What kind of imagery is present in Douglass's speech, "What to the Slave is the Fourth of July?"
One of the most striking set of images that Douglass presents is to compare the historical condition of America to the present day condition of slaves. Douglass understands the magnitude of the day. The speech is filled with historical metaphors that detail the darkness of bondage and the light of freedom. The images bring forth the idea that freedom for the individual is something sacred, brought forth by men and leaders who possessed the moral courage to make what can be from what is. Douglass' speech employs imagery of "the rich inheritance of justice, liberty, prosperity and independence," which drove America to declare freedom when it felt that its own being in the world was being trampled under foot.

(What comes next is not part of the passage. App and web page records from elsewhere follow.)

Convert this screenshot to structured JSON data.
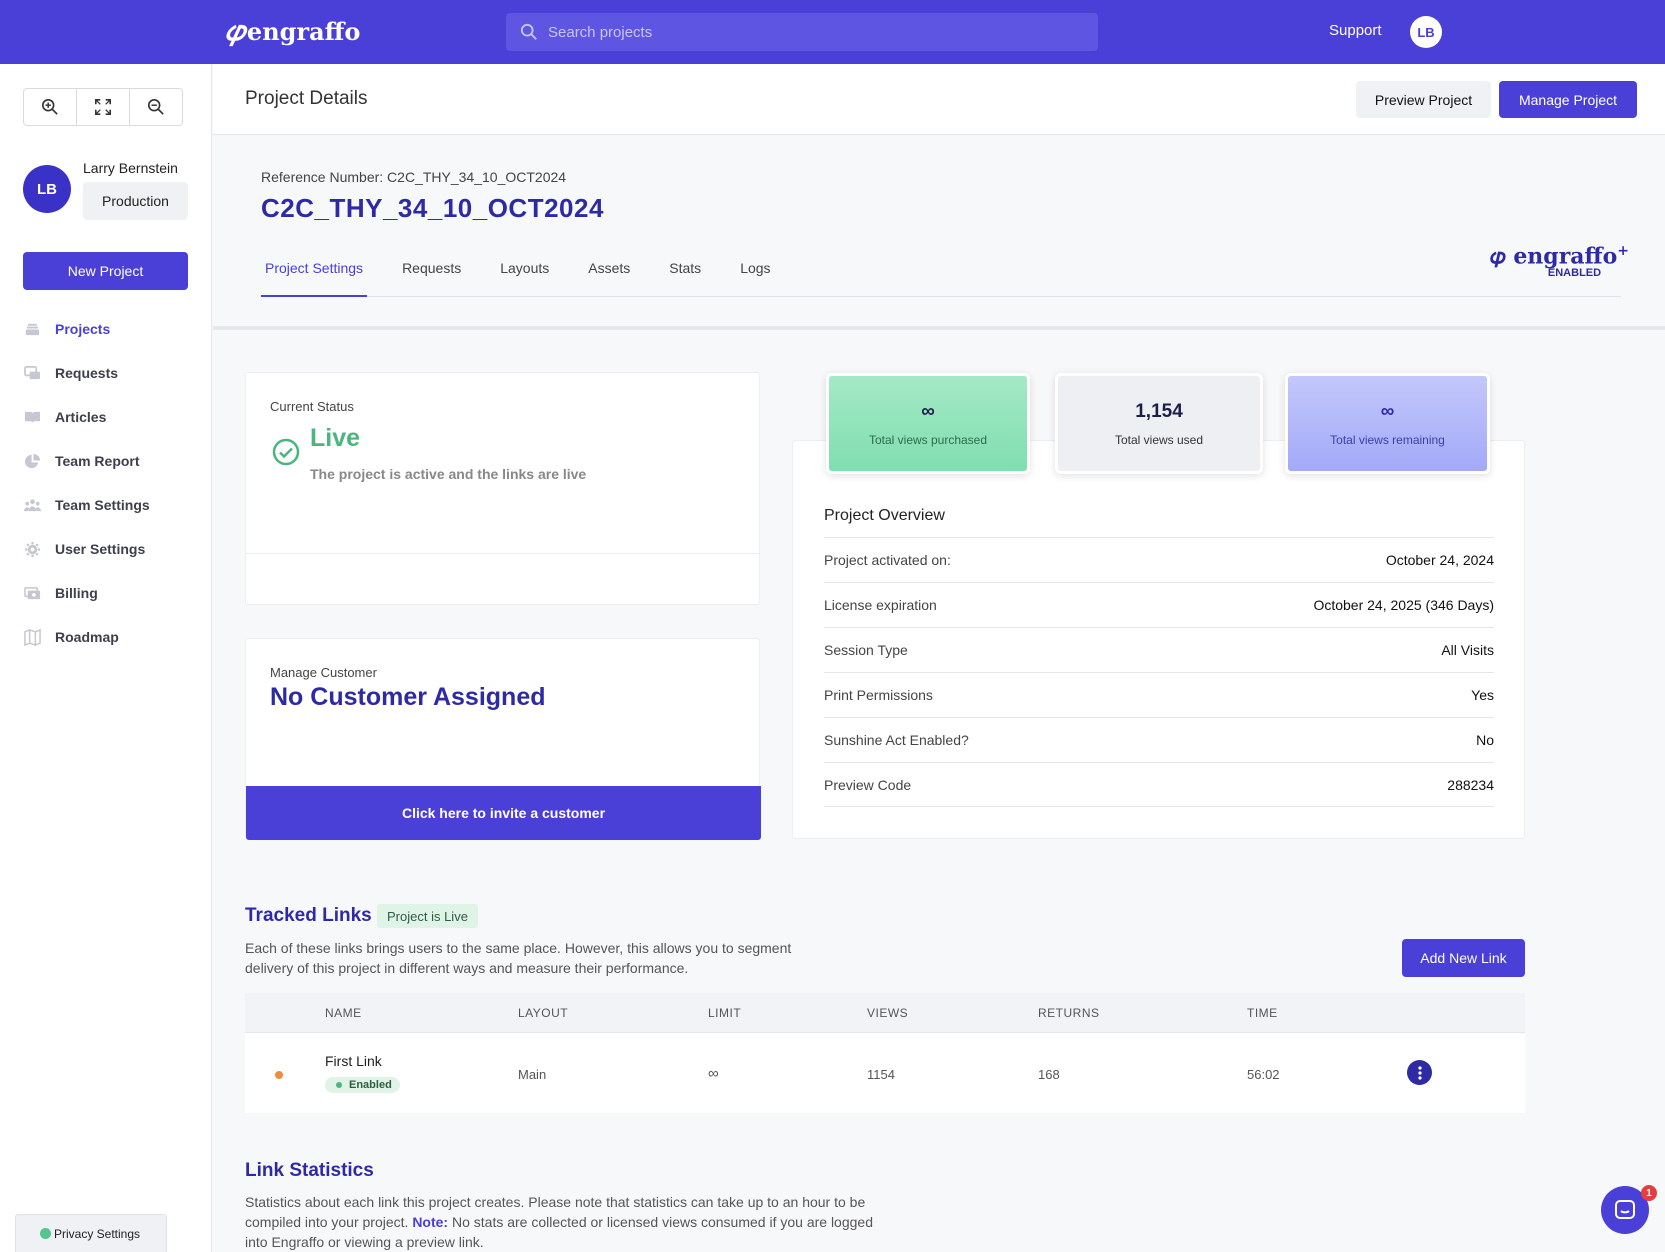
{
  "topbar": {
    "brand": "engraffo",
    "search_placeholder": "Search projects",
    "support_label": "Support",
    "avatar_initials": "LB"
  },
  "sidebar": {
    "user": {
      "initials": "LB",
      "name": "Larry Bernstein",
      "environment": "Production"
    },
    "new_project_label": "New Project",
    "nav": [
      {
        "label": "Projects",
        "icon": "projects-icon",
        "active": true
      },
      {
        "label": "Requests",
        "icon": "requests-icon"
      },
      {
        "label": "Articles",
        "icon": "articles-icon"
      },
      {
        "label": "Team Report",
        "icon": "team-report-icon"
      },
      {
        "label": "Team Settings",
        "icon": "team-settings-icon"
      },
      {
        "label": "User Settings",
        "icon": "user-settings-icon"
      },
      {
        "label": "Billing",
        "icon": "billing-icon"
      },
      {
        "label": "Roadmap",
        "icon": "roadmap-icon"
      }
    ],
    "privacy_label": "Privacy Settings"
  },
  "header": {
    "title": "Project Details",
    "preview_label": "Preview Project",
    "manage_label": "Manage Project"
  },
  "project": {
    "reference_label": "Reference Number: C2C_THY_34_10_OCT2024",
    "reference": "C2C_THY_34_10_OCT2024",
    "tabs": [
      "Project Settings",
      "Requests",
      "Layouts",
      "Assets",
      "Stats",
      "Logs"
    ],
    "brand_plus_name": "engraffo",
    "brand_plus_sup": "+",
    "brand_plus_status": "ENABLED"
  },
  "status": {
    "label": "Current Status",
    "value": "Live",
    "description": "The project is active and the links are live"
  },
  "customer": {
    "label": "Manage Customer",
    "value": "No Customer Assigned",
    "invite_label": "Click here to invite a customer"
  },
  "metrics": [
    {
      "value": "∞",
      "label": "Total views purchased"
    },
    {
      "value": "1,154",
      "label": "Total views used"
    },
    {
      "value": "∞",
      "label": "Total views remaining"
    }
  ],
  "overview": {
    "title": "Project Overview",
    "rows": [
      {
        "key": "Project activated on:",
        "value": "October 24, 2024"
      },
      {
        "key": "License expiration",
        "value": "October 24, 2025 (346 Days)"
      },
      {
        "key": "Session Type",
        "value": "All Visits"
      },
      {
        "key": "Print Permissions",
        "value": "Yes"
      },
      {
        "key": "Sunshine Act Enabled?",
        "value": "No"
      },
      {
        "key": "Preview Code",
        "value": "288234"
      }
    ]
  },
  "tracked_links": {
    "title": "Tracked Links",
    "badge": "Project is Live",
    "description": "Each of these links brings users to the same place. However, this allows you to segment delivery of this project in different ways and measure their performance.",
    "add_label": "Add New Link",
    "columns": [
      "NAME",
      "LAYOUT",
      "LIMIT",
      "VIEWS",
      "RETURNS",
      "TIME"
    ],
    "rows": [
      {
        "name": "First Link",
        "status": "Enabled",
        "layout": "Main",
        "limit": "∞",
        "views": "1154",
        "returns": "168",
        "time": "56:02"
      }
    ]
  },
  "link_statistics": {
    "title": "Link Statistics",
    "description_a": "Statistics about each link this project creates. Please note that statistics can take up to an hour to be compiled into your project. ",
    "note_label": "Note:",
    "description_b": " No stats are collected or licensed views consumed if you are logged into Engraffo or viewing a preview link."
  },
  "chat": {
    "badge_count": "1"
  },
  "colors": {
    "primary": "#4a3fd6",
    "heading": "#2e2aa4",
    "live": "#4bb57f"
  }
}
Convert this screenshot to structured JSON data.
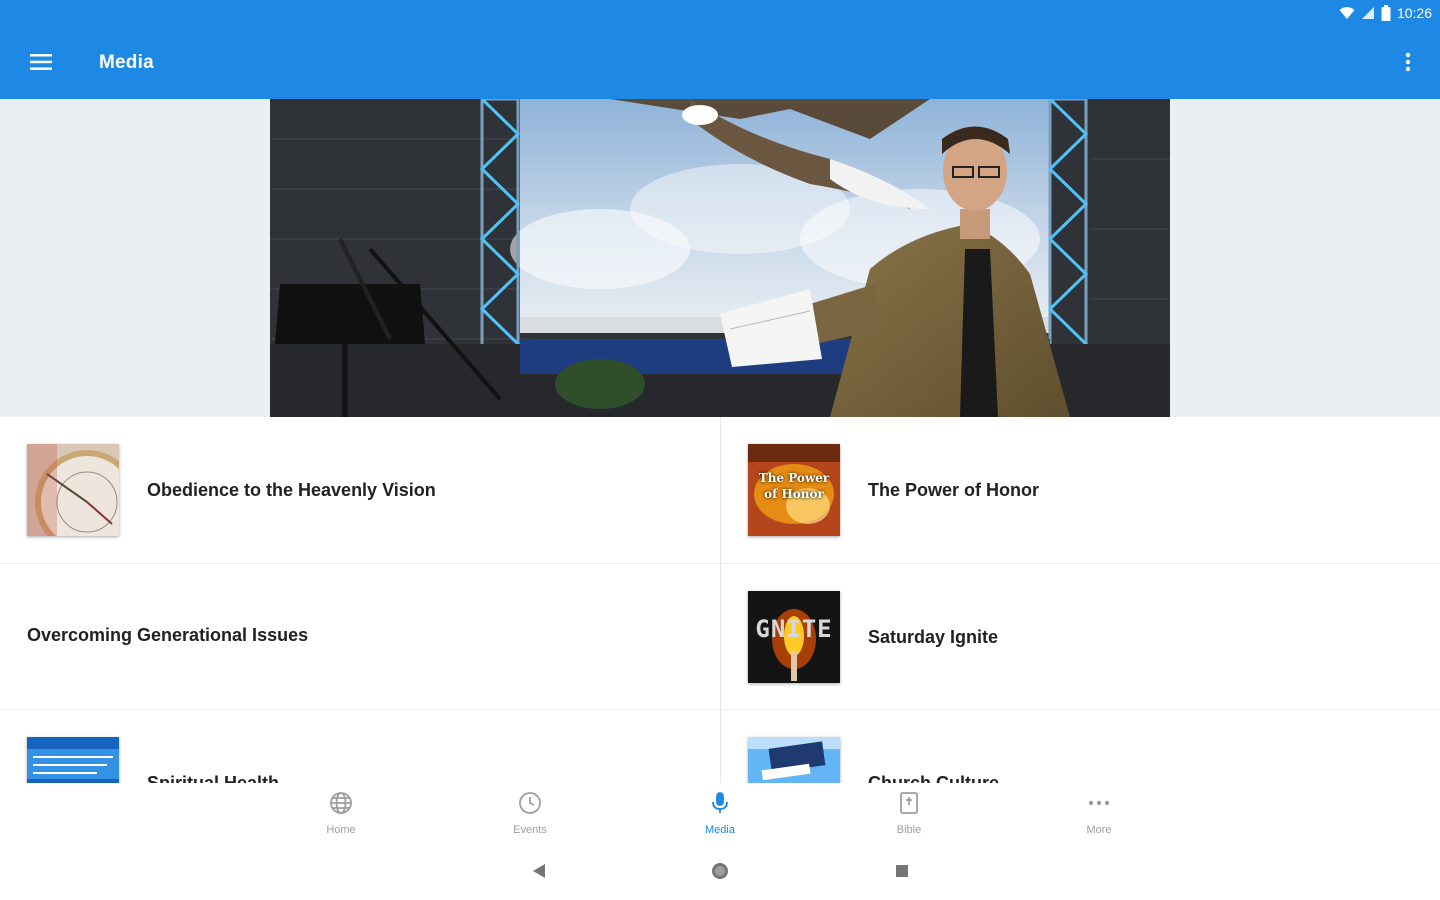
{
  "status": {
    "time": "10:26"
  },
  "appbar": {
    "title": "Media"
  },
  "items": [
    {
      "title": "Obedience to the Heavenly Vision"
    },
    {
      "title": "The Power of Honor",
      "thumb_text": [
        "The Power",
        "of Honor"
      ]
    },
    {
      "title": "Overcoming Generational Issues"
    },
    {
      "title": "Saturday Ignite",
      "thumb_text": "GNITE"
    },
    {
      "title": "Spiritual Health"
    },
    {
      "title": "Church Culture"
    }
  ],
  "nav": [
    {
      "label": "Home",
      "icon": "globe-icon"
    },
    {
      "label": "Events",
      "icon": "clock-icon"
    },
    {
      "label": "Media",
      "icon": "microphone-icon",
      "active": true
    },
    {
      "label": "Bible",
      "icon": "bible-icon"
    },
    {
      "label": "More",
      "icon": "more-horizontal-icon"
    }
  ],
  "colors": {
    "primary": "#1e88e5",
    "inactive": "#9e9e9e",
    "text": "#212121"
  }
}
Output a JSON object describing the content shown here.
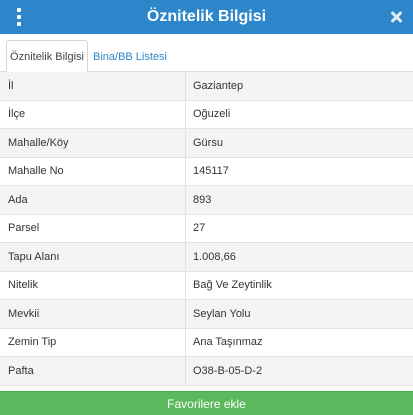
{
  "header": {
    "title": "Öznitelik Bilgisi"
  },
  "tabs": [
    {
      "label": "Öznitelik Bilgisi",
      "active": true
    },
    {
      "label": "Bina/BB Listesi",
      "active": false
    }
  ],
  "attributes": [
    {
      "label": "İl",
      "value": "Gaziantep"
    },
    {
      "label": "İlçe",
      "value": "Oğuzeli"
    },
    {
      "label": "Mahalle/Köy",
      "value": "Gürsu"
    },
    {
      "label": "Mahalle No",
      "value": "145117"
    },
    {
      "label": "Ada",
      "value": "893"
    },
    {
      "label": "Parsel",
      "value": "27"
    },
    {
      "label": "Tapu Alanı",
      "value": "1.008,66"
    },
    {
      "label": "Nitelik",
      "value": "Bağ Ve Zeytinlik"
    },
    {
      "label": "Mevkii",
      "value": "Seylan Yolu"
    },
    {
      "label": "Zemin Tip",
      "value": "Ana Taşınmaz"
    },
    {
      "label": "Pafta",
      "value": "O38-B-05-D-2"
    }
  ],
  "actions": {
    "favorite_label": "Favorilere ekle"
  },
  "colors": {
    "header": "#2d86c9",
    "button": "#5cb85c"
  }
}
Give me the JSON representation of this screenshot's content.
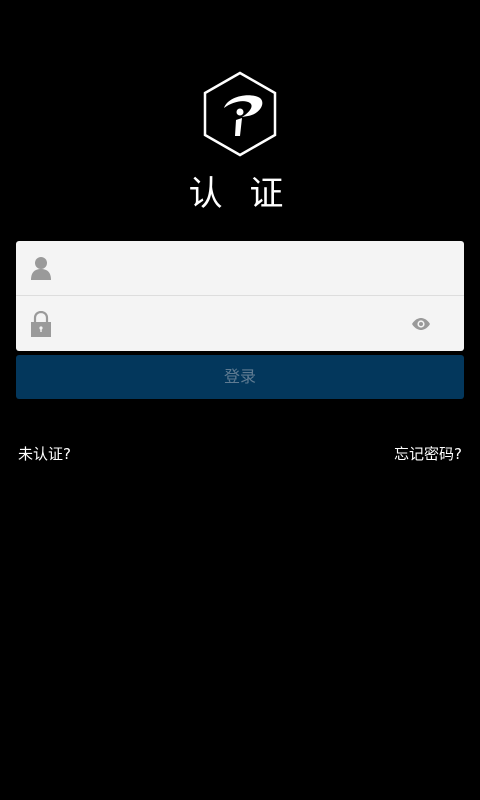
{
  "app": {
    "title": "认 证"
  },
  "form": {
    "username_placeholder": "",
    "password_placeholder": "",
    "login_label": "登录"
  },
  "links": {
    "not_verified": "未认证?",
    "forgot_password": "忘记密码?"
  },
  "icons": {
    "logo": "hexagon-logo-icon",
    "user": "user-icon",
    "lock": "lock-icon",
    "eye": "eye-icon"
  },
  "colors": {
    "background": "#000000",
    "button": "#03375c",
    "button_text": "#5f7b92",
    "input_bg": "#f4f4f4",
    "icon_gray": "#9a9a9a"
  }
}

Through such imagery, Douglass is able to draw the parallel between the Colonial struggle for freedom and the modern condition of the slave in America. Douglass's imagery is powerful enough so that if one accepts its premise, then it becomes an almost absolute that one argues for the freedom of the slave. The use of historical imagery constructs a setting where it becomes understood that the next step in American historical progression is the abolition of slavery. It is to this end in which Douglass' use of imagery helps to enhance the theme and purpose of the speech.